Donald Sensing thinks it might be time to let the United Nations fade into the dustbin of history and create a successor organization, citing the uselessness of the General Assembly–where all countries get an equal say despite their obvious factual inequality–and the contentiousness of the Security Council–where any of five permanent members has an absolute veto. While I agree with these criticisms, I honestly can’t come up with a more workable model.

The inherent problem–underlying both of the problems Sensing identifies–is state sovereignty. If we acknowledge as a matter of practice that there is a hierarchy of states then, by definition, the lesser states are no longer sovereign. Likewise, any council of the major powers has to operate on consensus because, being sovereign, none of them is going to allow itself to be outvoted by even a supermajority.

The problem, it seems to me, is one of expectations. The UN is sometimes a useful institution; other times, it is not. States have to reserve the ability to act unilaterally (or in concert with allies) in defense of their own interests (as specifically allowed in Articles 51 and 52 of the UN Charter, incidentally) but also to use the imprimature of the UN when it serves the national interest to do so. This is imperfect, of course, but not such a bad thing.

FILED UNDER: World Politics
James Joyner
About James Joyner
James Joyner is Professor and Department Head of Security Studies at Marine Corps University's Command and Staff College and a nonresident senior fellow at the Scowcroft Center for Strategy and Security at the Atlantic Council. He's a former Army officer and Desert Storm vet. Views expressed here are his own. Follow James on Twitter @DrJJoyner.

Comments

  1. John Lemon says:

    On a more serious note, while the UN does do “good” things (some of the UNESCO stuff comes to mind), it mostly does its good things inefficiently. The real question here is not whether the UN has good intentions and tries hard to realize those intentions, but rather are there better ways to accomplish those goals than through the UN? Being an advocate of private philanthropy — by individuals and foundations –I would argue yes. Because many philantrhopic (and this includes religious) institutions rely upon donations, their incentives are to “get results” while maintaining low overhead costs. Of course there are always exceptions as the recent mini-scandal with United Way demonstrated. But on average, there are better institutional incentives for private charities to “do the right thing” than the UN, whose institutional mission seems to be to give cushy ambassadorships to political allies of power holders in various national governments. There is nothing more rewarding for someone from Tanzania to have the right to park anywhere in NYC without getting a ticket.

  2. John Lemon says:

    Hmmmm… for some reason, my first comment disappeared making the first sentence of the above comment appear odd. Here is what I originally posted:

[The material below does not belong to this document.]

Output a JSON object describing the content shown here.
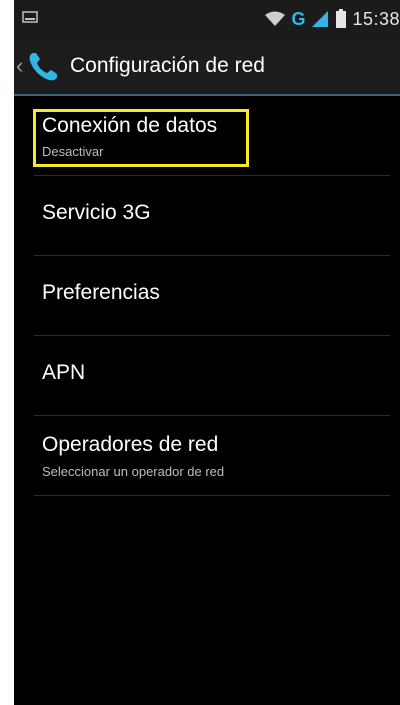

    Kofi Annan just announced that the UN will have a meeting on Jan 15 to decide the UN’s role in Iraq. This is somewhat funny for an IGO that just cut and run a few months ago.

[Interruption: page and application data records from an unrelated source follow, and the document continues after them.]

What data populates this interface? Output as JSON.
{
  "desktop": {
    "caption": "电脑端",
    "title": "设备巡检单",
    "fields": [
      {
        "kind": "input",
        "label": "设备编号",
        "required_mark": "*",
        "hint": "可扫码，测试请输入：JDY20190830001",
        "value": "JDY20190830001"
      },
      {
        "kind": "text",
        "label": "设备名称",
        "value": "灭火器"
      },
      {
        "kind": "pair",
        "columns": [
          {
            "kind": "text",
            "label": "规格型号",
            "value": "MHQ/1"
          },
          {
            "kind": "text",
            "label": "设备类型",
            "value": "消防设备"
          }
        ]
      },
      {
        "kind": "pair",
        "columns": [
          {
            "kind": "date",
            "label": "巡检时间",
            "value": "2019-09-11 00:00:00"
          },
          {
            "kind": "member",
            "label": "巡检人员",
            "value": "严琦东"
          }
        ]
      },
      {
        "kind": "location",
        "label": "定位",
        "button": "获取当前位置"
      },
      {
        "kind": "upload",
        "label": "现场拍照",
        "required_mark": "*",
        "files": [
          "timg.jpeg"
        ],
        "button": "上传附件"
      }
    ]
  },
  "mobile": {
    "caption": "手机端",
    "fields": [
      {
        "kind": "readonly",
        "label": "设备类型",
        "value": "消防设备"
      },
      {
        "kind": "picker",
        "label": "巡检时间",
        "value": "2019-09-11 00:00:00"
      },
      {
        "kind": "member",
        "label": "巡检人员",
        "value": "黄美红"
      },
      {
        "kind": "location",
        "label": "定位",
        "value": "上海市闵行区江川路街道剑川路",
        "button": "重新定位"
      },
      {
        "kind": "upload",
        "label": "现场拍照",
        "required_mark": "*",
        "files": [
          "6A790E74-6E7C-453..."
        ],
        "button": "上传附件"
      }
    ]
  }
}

    There is one thing good about Annan’s Jan 15 meeting, though — it should be a short one! 🙂

  3. John Lemon says:

    In a spate of boredom, I commented fairly deep down your blog. There are some good comments down there, including a response to the Drezner realist thingy and about Nader.

    James, I still can’t figure out how you can: 1) write such an excellent and comprehensive blog; 2) read lots of other blogs and the news; and 3) get work done. I’m starting to think that you are one of those postal workers I see sitting behind the counter typing on a computer while 149 people wait in line to send fruitcake to Aunt Betty.